A headteacher has been doorstepping pupils' homes to confiscate TVs and computer games from their bedrooms so they get to sleep at a reasonable time.
Duncan Harper, head of New Woodlands School in Bromley, south London, took the radical approach because some pupils were too tired and irritable to concentrate in class.
The children's behaviour and test results have improved dramatically as a result of the school's tough line, Mr Harper said.
The policy emerged after complaints from headteachers that too many parents were afraid to say "no" to their children and send them to bed at a reasonable time.
Woodlands is a special school for children aged between five and 11 with behaviour problems, many of whom have been excluded from mainstream schools.
"We were noticing that there were a lot of children coming in absolutely shattered," Mr Harper said.
"Some of the younger ones were falling asleep, literally, in the classroom.
"When we looked into it the majority had televisions and Play Stations in their bedrooms."
He said some "very young" pupils were playing games classified as suitable only for 18-year-olds.
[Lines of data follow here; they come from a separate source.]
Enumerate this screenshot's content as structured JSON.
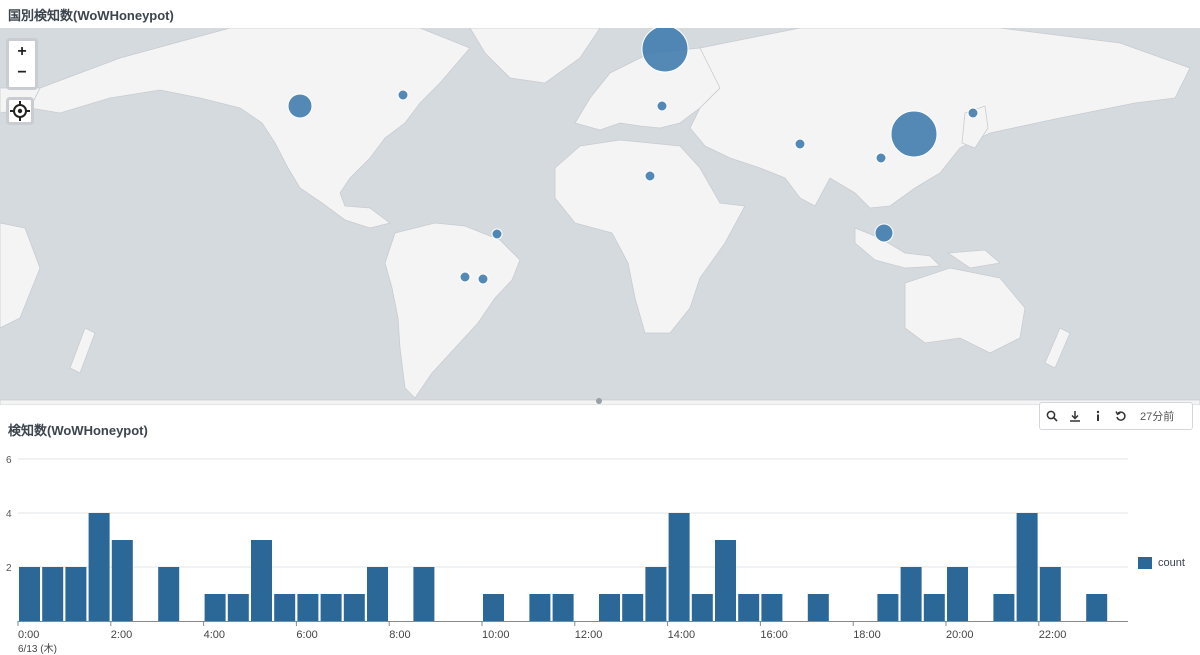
{
  "map_panel": {
    "title": "国別検知数(WoWHoneypot)",
    "controls": [
      "zoom-in",
      "zoom-out",
      "locate"
    ],
    "colors": {
      "water": "#d5dadf",
      "land": "#f4f4f4",
      "marker": "#3d7aad"
    },
    "markers": [
      {
        "location": "Russia",
        "size": "large"
      },
      {
        "location": "China",
        "size": "large"
      },
      {
        "location": "United States (west)",
        "size": "medium"
      },
      {
        "location": "Indonesia",
        "size": "small"
      },
      {
        "location": "United States (east)",
        "size": "small"
      },
      {
        "location": "Turkey",
        "size": "small"
      },
      {
        "location": "India",
        "size": "small"
      },
      {
        "location": "Vietnam",
        "size": "small"
      },
      {
        "location": "Japan",
        "size": "small"
      },
      {
        "location": "Nigeria",
        "size": "small"
      },
      {
        "location": "Brazil (northeast)",
        "size": "small"
      },
      {
        "location": "Brazil (south)",
        "size": "small"
      },
      {
        "location": "Brazil (southeast)",
        "size": "small"
      }
    ]
  },
  "chart_panel": {
    "title": "検知数(WoWHoneypot)",
    "toolbar": {
      "icons": [
        "search-icon",
        "download-icon",
        "info-icon",
        "refresh-icon"
      ],
      "refresh_time": "27分前"
    },
    "legend": {
      "label": "count",
      "color": "#2b6797"
    }
  },
  "chart_data": {
    "type": "bar",
    "title": "検知数(WoWHoneypot)",
    "xlabel": "",
    "ylabel": "",
    "ylim": [
      0,
      6
    ],
    "y_ticks": [
      "2",
      "4",
      "6"
    ],
    "x_ticks": [
      "0:00",
      "2:00",
      "4:00",
      "6:00",
      "8:00",
      "10:00",
      "12:00",
      "14:00",
      "16:00",
      "18:00",
      "20:00",
      "22:00"
    ],
    "x_sublabel": "6/13 (木)",
    "grid": true,
    "legend_position": "right",
    "interval_minutes": 30,
    "series": [
      {
        "name": "count",
        "color": "#2b6797",
        "values": [
          2,
          2,
          2,
          4,
          3,
          0,
          2,
          0,
          1,
          1,
          3,
          1,
          1,
          1,
          1,
          2,
          0,
          2,
          0,
          0,
          1,
          0,
          1,
          1,
          0,
          1,
          1,
          2,
          4,
          1,
          3,
          1,
          1,
          0,
          1,
          0,
          0,
          1,
          2,
          1,
          2,
          0,
          1,
          4,
          2,
          0,
          1,
          0
        ]
      }
    ]
  }
}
With the backing of the parents, Mr Harper and his deputy head visited the homes of children who were behaving poorly and removed their televisions or computer games.
"We make it quite clear in a little contract what they have to do to earn it (the television) back. It has been highly successful."